WHAT TO PRODUCE.
The whole of the data, every line, should come back exactly the same.

——————————

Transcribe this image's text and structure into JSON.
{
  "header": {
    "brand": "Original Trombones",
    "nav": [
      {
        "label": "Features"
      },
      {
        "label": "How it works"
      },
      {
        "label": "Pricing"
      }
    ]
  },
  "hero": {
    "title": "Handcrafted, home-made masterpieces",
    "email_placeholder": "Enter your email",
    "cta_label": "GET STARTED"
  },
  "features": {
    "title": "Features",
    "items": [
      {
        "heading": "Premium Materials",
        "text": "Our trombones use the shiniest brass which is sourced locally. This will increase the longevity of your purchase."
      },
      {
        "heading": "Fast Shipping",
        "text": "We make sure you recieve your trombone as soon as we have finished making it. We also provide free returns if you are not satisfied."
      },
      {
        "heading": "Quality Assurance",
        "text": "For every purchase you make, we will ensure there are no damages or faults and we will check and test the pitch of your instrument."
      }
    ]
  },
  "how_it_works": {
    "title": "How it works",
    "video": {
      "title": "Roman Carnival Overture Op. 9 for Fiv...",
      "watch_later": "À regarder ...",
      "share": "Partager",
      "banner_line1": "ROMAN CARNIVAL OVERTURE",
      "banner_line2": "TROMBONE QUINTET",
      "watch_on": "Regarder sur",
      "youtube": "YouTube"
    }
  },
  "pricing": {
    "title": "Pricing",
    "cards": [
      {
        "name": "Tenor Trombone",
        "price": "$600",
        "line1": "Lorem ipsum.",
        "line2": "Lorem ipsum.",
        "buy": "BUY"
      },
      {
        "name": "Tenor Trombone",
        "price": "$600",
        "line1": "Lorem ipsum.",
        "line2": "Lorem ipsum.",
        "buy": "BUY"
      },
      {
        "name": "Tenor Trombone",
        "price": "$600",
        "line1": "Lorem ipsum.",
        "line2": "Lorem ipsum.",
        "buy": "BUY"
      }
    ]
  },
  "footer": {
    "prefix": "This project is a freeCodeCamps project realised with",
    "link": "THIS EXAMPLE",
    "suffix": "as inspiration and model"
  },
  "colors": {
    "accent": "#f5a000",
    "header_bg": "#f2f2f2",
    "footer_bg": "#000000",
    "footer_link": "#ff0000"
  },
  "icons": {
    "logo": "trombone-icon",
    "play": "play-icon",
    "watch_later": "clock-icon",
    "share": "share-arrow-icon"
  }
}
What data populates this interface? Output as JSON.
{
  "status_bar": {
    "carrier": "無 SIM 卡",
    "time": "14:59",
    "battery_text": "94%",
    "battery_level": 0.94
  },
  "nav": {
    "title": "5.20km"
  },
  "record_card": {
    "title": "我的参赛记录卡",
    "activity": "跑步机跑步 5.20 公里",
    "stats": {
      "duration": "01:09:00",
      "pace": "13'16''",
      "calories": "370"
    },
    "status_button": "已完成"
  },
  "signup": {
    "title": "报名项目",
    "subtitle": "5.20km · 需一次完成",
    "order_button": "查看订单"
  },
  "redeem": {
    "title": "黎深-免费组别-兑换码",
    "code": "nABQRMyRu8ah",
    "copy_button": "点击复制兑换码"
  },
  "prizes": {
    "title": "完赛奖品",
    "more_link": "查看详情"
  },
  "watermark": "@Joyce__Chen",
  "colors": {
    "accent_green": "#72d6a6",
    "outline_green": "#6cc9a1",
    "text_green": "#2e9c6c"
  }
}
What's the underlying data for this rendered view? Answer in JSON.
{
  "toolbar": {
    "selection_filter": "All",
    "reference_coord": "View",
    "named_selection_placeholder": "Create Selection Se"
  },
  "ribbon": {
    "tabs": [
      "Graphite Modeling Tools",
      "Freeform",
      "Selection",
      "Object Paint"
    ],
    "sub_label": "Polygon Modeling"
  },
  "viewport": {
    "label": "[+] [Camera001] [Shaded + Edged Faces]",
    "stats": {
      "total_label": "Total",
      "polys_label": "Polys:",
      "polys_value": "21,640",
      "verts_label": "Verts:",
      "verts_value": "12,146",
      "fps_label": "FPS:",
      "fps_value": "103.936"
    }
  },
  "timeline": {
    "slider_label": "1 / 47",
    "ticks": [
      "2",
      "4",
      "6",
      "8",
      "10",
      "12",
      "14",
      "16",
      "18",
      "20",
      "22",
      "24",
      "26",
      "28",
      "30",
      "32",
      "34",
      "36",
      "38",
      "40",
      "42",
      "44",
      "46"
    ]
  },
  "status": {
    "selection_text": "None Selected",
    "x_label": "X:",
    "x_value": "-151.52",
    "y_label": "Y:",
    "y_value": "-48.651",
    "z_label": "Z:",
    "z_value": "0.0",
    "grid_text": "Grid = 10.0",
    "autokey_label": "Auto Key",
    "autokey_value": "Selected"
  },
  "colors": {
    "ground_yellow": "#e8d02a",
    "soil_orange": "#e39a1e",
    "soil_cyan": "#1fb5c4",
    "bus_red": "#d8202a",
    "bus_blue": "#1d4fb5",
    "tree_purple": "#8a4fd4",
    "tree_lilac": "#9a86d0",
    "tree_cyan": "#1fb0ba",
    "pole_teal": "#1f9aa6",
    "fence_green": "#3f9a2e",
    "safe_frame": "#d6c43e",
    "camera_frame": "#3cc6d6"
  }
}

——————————

SOLUTION FOR THIS PROBLEM.
Transcribe this image's text and structure into JSON.
{
  "header": {
    "brand": "Original Trombones",
    "nav": [
      {
        "label": "Features"
      },
      {
        "label": "How it works"
      },
      {
        "label": "Pricing"
      }
    ]
  },
  "hero": {
    "title": "Handcrafted, home-made masterpieces",
    "email_placeholder": "Enter your email",
    "cta_label": "GET STARTED"
  },
  "features": {
    "title": "Features",
    "items": [
      {
        "heading": "Premium Materials",
        "text": "Our trombones use the shiniest brass which is sourced locally. This will increase the longevity of your purchase."
      },
      {
        "heading": "Fast Shipping",
        "text": "We make sure you recieve your trombone as soon as we have finished making it. We also provide free returns if you are not satisfied."
      },
      {
        "heading": "Quality Assurance",
        "text": "For every purchase you make, we will ensure there are no damages or faults and we will check and test the pitch of your instrument."
      }
    ]
  },
  "how_it_works": {
    "title": "How it works",
    "video": {
      "title": "Roman Carnival Overture Op. 9 for Fiv...",
      "watch_later": "À regarder ...",
      "share": "Partager",
      "banner_line1": "ROMAN CARNIVAL OVERTURE",
      "banner_line2": "TROMBONE QUINTET",
      "watch_on": "Regarder sur",
      "youtube": "YouTube"
    }
  },
  "pricing": {
    "title": "Pricing",
    "cards": [
      {
        "name": "Tenor Trombone",
        "price": "$600",
        "line1": "Lorem ipsum.",
        "line2": "Lorem ipsum.",
        "buy": "BUY"
      },
      {
        "name": "Tenor Trombone",
        "price": "$600",
        "line1": "Lorem ipsum.",
        "line2": "Lorem ipsum.",
        "buy": "BUY"
      },
      {
        "name": "Tenor Trombone",
        "price": "$600",
        "line1": "Lorem ipsum.",
        "line2": "Lorem ipsum.",
        "buy": "BUY"
      }
    ]
  },
  "footer": {
    "prefix": "This project is a freeCodeCamps project realised with",
    "link": "THIS EXAMPLE",
    "suffix": "as inspiration and model"
  },
  "colors": {
    "accent": "#f5a000",
    "header_bg": "#f2f2f2",
    "footer_bg": "#000000",
    "footer_link": "#ff0000"
  },
  "icons": {
    "logo": "trombone-icon",
    "play": "play-icon",
    "watch_later": "clock-icon",
    "share": "share-arrow-icon"
  }
}
What data populates this interface? Output as JSON.
{
  "status_bar": {
    "carrier": "無 SIM 卡",
    "time": "14:59",
    "battery_text": "94%",
    "battery_level": 0.94
  },
  "nav": {
    "title": "5.20km"
  },
  "record_card": {
    "title": "我的参赛记录卡",
    "activity": "跑步机跑步 5.20 公里",
    "stats": {
      "duration": "01:09:00",
      "pace": "13'16''",
      "calories": "370"
    },
    "status_button": "已完成"
  },
  "signup": {
    "title": "报名项目",
    "subtitle": "5.20km · 需一次完成",
    "order_button": "查看订单"
  },
  "redeem": {
    "title": "黎深-免费组别-兑换码",
    "code": "nABQRMyRu8ah",
    "copy_button": "点击复制兑换码"
  },
  "prizes": {
    "title": "完赛奖品",
    "more_link": "查看详情"
  },
  "watermark": "@Joyce__Chen",
  "colors": {
    "accent_green": "#72d6a6",
    "outline_green": "#6cc9a1",
    "text_green": "#2e9c6c"
  }
}
What's the underlying data for this rendered view? Answer in JSON.
{
  "toolbar": {
    "selection_filter": "All",
    "reference_coord": "View",
    "named_selection_placeholder": "Create Selection Se"
  },
  "ribbon": {
    "tabs": [
      "Graphite Modeling Tools",
      "Freeform",
      "Selection",
      "Object Paint"
    ],
    "sub_label": "Polygon Modeling"
  },
  "viewport": {
    "label": "[+] [Camera001] [Shaded + Edged Faces]",
    "stats": {
      "total_label": "Total",
      "polys_label": "Polys:",
      "polys_value": "21,640",
      "verts_label": "Verts:",
      "verts_value": "12,146",
      "fps_label": "FPS:",
      "fps_value": "103.936"
    }
  },
  "timeline": {
    "slider_label": "1 / 47",
    "ticks": [
      "2",
      "4",
      "6",
      "8",
      "10",
      "12",
      "14",
      "16",
      "18",
      "20",
      "22",
      "24",
      "26",
      "28",
      "30",
      "32",
      "34",
      "36",
      "38",
      "40",
      "42",
      "44",
      "46"
    ]
  },
  "status": {
    "selection_text": "None Selected",
    "x_label": "X:",
    "x_value": "-151.52",
    "y_label": "Y:",
    "y_value": "-48.651",
    "z_label": "Z:",
    "z_value": "0.0",
    "grid_text": "Grid = 10.0",
    "autokey_label": "Auto Key",
    "autokey_value": "Selected"
  },
  "colors": {
    "ground_yellow": "#e8d02a",
    "soil_orange": "#e39a1e",
    "soil_cyan": "#1fb5c4",
    "bus_red": "#d8202a",
    "bus_blue": "#1d4fb5",
    "tree_purple": "#8a4fd4",
    "tree_lilac": "#9a86d0",
    "tree_cyan": "#1fb0ba",
    "pole_teal": "#1f9aa6",
    "fence_green": "#3f9a2e",
    "safe_frame": "#d6c43e",
    "camera_frame": "#3cc6d6"
  }
}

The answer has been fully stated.